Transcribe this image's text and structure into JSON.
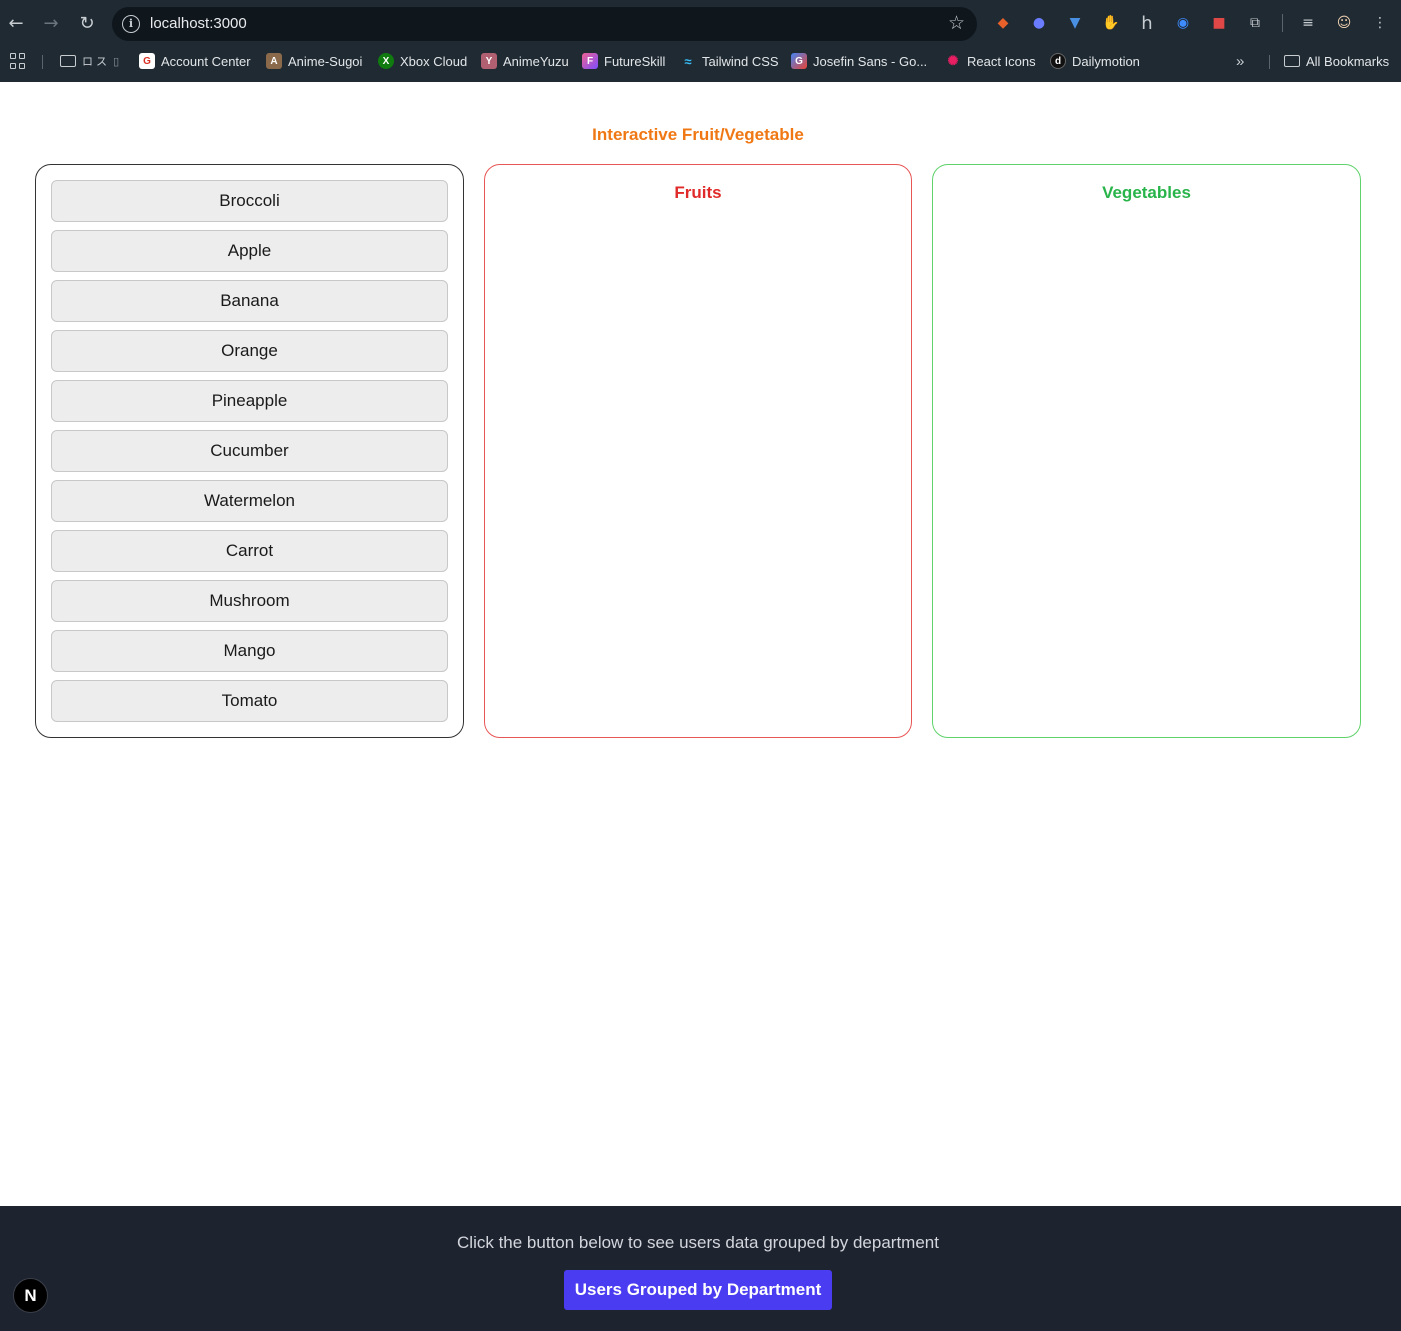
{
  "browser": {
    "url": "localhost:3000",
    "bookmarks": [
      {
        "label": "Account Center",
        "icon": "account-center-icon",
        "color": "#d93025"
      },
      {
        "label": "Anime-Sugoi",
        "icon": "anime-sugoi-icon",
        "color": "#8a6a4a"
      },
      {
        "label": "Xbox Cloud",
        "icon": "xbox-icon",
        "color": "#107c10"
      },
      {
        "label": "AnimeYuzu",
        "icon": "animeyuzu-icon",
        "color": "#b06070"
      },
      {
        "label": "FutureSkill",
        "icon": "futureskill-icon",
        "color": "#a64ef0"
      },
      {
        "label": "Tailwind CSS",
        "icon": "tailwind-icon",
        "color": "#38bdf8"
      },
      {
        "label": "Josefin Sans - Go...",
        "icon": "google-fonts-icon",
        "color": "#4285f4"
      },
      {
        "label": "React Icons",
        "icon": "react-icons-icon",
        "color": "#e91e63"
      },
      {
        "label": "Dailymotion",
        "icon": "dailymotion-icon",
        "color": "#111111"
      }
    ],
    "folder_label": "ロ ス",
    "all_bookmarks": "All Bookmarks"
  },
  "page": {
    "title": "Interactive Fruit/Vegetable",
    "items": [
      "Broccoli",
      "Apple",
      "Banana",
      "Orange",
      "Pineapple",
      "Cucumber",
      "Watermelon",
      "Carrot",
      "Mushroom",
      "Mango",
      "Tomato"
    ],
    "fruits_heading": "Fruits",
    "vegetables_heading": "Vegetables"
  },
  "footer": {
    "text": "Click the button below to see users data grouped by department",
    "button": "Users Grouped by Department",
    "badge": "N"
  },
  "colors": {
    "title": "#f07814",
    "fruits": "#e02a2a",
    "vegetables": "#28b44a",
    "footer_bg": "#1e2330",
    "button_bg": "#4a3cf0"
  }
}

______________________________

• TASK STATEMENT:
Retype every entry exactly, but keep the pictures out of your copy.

• RESULT:
Transcribe this image's text and structure into JSON.
{
  "browser": {
    "url": "localhost:3000",
    "bookmarks": [
      {
        "label": "Account Center",
        "icon": "account-center-icon",
        "color": "#d93025"
      },
      {
        "label": "Anime-Sugoi",
        "icon": "anime-sugoi-icon",
        "color": "#8a6a4a"
      },
      {
        "label": "Xbox Cloud",
        "icon": "xbox-icon",
        "color": "#107c10"
      },
      {
        "label": "AnimeYuzu",
        "icon": "animeyuzu-icon",
        "color": "#b06070"
      },
      {
        "label": "FutureSkill",
        "icon": "futureskill-icon",
        "color": "#a64ef0"
      },
      {
        "label": "Tailwind CSS",
        "icon": "tailwind-icon",
        "color": "#38bdf8"
      },
      {
        "label": "Josefin Sans - Go...",
        "icon": "google-fonts-icon",
        "color": "#4285f4"
      },
      {
        "label": "React Icons",
        "icon": "react-icons-icon",
        "color": "#e91e63"
      },
      {
        "label": "Dailymotion",
        "icon": "dailymotion-icon",
        "color": "#111111"
      }
    ],
    "folder_label": "ロ ス",
    "all_bookmarks": "All Bookmarks"
  },
  "page": {
    "title": "Interactive Fruit/Vegetable",
    "items": [
      "Broccoli",
      "Apple",
      "Banana",
      "Orange",
      "Pineapple",
      "Cucumber",
      "Watermelon",
      "Carrot",
      "Mushroom",
      "Mango",
      "Tomato"
    ],
    "fruits_heading": "Fruits",
    "vegetables_heading": "Vegetables"
  },
  "footer": {
    "text": "Click the button below to see users data grouped by department",
    "button": "Users Grouped by Department",
    "badge": "N"
  },
  "colors": {
    "title": "#f07814",
    "fruits": "#e02a2a",
    "vegetables": "#28b44a",
    "footer_bg": "#1e2330",
    "button_bg": "#4a3cf0"
  }
}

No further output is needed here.